BEGIN RECORDS TO USE
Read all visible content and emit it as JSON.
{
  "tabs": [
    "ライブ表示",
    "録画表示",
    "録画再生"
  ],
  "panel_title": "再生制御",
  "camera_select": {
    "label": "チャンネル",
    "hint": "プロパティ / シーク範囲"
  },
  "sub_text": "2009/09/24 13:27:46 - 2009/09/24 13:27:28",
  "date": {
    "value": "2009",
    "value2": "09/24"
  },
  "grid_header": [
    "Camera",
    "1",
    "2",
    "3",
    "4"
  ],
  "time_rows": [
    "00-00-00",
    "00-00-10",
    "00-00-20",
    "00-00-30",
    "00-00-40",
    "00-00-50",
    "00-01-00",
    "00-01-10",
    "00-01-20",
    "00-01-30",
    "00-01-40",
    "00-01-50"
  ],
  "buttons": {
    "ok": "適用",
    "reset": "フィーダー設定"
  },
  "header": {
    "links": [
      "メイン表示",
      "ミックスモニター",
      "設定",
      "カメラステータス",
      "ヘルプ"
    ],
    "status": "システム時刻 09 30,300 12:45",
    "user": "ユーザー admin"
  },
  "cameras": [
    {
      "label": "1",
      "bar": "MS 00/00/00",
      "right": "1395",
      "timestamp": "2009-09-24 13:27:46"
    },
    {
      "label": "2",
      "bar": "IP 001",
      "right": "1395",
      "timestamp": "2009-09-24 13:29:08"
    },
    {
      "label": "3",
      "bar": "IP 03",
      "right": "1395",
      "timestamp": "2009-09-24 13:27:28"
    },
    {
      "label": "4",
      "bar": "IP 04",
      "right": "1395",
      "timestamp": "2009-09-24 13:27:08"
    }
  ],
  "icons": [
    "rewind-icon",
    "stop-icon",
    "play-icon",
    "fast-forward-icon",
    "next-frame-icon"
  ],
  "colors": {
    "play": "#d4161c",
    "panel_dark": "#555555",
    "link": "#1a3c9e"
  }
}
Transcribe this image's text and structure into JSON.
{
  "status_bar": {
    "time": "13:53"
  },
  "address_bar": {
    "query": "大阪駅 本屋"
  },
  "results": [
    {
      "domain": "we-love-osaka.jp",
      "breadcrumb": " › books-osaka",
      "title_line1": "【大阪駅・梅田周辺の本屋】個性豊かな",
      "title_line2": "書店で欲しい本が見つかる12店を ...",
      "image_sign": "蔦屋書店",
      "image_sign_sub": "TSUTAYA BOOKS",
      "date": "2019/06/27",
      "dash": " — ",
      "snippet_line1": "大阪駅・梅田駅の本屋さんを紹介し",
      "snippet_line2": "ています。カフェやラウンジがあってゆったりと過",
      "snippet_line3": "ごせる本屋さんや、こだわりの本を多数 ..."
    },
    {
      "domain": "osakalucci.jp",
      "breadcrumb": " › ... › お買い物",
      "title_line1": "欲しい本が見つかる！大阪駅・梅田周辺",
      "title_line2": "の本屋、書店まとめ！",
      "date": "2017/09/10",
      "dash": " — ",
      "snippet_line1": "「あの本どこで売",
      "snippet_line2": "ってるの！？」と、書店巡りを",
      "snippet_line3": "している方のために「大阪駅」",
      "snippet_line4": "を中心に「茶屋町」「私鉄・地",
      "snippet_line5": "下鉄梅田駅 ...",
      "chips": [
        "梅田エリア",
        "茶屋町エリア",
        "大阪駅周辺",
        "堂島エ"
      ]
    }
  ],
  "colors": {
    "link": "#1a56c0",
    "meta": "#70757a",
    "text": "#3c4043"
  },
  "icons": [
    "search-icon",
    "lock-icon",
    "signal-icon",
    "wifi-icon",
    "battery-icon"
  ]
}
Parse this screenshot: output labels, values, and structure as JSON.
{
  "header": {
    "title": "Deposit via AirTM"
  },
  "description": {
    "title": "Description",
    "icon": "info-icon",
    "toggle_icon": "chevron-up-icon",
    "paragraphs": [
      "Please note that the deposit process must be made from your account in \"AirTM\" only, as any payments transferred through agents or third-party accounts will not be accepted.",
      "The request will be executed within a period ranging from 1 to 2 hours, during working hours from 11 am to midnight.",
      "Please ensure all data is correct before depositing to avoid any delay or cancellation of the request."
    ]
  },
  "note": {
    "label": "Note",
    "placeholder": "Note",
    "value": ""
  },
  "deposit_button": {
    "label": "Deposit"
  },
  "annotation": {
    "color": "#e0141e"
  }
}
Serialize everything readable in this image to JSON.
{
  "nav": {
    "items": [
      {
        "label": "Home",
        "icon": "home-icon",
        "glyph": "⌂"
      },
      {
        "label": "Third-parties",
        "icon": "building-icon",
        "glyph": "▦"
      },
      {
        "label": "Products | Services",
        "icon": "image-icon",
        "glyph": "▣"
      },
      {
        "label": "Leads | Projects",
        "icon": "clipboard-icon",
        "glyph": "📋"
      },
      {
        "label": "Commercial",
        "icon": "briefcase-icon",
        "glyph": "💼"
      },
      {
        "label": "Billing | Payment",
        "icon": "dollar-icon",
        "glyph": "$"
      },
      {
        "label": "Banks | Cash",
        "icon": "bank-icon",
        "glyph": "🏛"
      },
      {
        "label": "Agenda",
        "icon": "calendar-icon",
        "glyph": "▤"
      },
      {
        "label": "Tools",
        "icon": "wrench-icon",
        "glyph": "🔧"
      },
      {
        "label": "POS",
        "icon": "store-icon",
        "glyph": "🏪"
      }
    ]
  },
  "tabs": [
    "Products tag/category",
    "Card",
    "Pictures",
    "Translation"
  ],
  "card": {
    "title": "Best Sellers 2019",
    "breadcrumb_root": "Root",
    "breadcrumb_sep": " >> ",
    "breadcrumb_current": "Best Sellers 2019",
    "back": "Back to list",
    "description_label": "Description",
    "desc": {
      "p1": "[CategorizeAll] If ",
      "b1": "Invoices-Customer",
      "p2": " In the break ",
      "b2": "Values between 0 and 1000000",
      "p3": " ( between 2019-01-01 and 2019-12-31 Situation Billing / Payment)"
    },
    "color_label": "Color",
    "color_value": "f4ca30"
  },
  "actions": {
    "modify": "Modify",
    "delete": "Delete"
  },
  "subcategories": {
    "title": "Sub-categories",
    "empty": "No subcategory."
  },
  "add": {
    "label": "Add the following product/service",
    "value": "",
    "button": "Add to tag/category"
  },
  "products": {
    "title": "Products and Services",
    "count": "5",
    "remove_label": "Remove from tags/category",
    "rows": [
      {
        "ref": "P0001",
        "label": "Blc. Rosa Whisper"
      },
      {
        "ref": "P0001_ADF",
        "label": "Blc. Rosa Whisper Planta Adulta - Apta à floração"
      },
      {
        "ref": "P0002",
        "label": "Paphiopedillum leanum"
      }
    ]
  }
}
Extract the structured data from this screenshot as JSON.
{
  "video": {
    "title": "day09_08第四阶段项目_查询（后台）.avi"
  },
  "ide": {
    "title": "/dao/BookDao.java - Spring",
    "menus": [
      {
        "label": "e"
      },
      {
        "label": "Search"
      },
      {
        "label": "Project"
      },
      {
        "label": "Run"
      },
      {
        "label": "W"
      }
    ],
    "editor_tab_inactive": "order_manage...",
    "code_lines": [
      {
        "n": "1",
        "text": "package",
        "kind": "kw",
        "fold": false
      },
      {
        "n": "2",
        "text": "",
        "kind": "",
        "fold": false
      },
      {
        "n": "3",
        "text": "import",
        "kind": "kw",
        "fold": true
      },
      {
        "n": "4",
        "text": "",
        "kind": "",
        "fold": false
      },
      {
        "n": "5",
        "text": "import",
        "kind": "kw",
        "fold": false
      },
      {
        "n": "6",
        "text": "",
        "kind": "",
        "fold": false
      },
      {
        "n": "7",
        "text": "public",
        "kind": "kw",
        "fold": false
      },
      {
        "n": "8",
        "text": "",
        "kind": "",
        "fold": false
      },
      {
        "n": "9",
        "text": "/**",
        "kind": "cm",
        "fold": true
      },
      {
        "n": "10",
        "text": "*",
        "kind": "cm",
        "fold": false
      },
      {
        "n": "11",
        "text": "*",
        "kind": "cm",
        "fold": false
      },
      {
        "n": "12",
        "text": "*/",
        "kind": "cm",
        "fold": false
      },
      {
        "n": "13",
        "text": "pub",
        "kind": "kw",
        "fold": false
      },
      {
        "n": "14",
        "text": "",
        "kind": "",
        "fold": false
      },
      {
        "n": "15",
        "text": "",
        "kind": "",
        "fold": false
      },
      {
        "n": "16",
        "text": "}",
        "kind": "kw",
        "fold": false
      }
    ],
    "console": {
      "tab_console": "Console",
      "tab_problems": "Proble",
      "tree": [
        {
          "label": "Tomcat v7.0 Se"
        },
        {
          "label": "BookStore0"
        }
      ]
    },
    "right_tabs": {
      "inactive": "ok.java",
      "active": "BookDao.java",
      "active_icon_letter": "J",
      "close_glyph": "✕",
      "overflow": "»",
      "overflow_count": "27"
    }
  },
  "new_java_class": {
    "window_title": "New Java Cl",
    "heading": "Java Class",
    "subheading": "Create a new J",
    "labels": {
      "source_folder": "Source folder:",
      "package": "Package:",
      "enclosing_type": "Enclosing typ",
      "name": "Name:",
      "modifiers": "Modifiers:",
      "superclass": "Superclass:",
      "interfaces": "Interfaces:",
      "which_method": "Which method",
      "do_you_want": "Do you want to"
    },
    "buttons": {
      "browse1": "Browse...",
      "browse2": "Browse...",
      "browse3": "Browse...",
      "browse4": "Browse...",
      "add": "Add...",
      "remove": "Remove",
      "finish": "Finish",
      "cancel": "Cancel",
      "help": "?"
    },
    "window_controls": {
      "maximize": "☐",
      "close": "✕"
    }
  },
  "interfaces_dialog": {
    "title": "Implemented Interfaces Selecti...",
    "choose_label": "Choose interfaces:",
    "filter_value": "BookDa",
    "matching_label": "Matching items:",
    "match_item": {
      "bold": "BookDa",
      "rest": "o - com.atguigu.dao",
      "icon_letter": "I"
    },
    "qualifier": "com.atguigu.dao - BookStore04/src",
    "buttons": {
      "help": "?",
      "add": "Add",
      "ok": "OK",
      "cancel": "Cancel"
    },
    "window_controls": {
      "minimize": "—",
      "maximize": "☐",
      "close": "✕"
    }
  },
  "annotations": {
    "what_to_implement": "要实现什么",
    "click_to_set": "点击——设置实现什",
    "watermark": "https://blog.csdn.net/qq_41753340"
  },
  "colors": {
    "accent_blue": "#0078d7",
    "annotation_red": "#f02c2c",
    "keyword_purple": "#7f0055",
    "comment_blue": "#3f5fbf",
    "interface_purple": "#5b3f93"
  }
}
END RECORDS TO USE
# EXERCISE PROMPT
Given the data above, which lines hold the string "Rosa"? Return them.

# RESPONSE
        "label": "Blc. Rosa Whisper"
        "label": "Blc. Rosa Whisper Planta Adulta - Apta à floração"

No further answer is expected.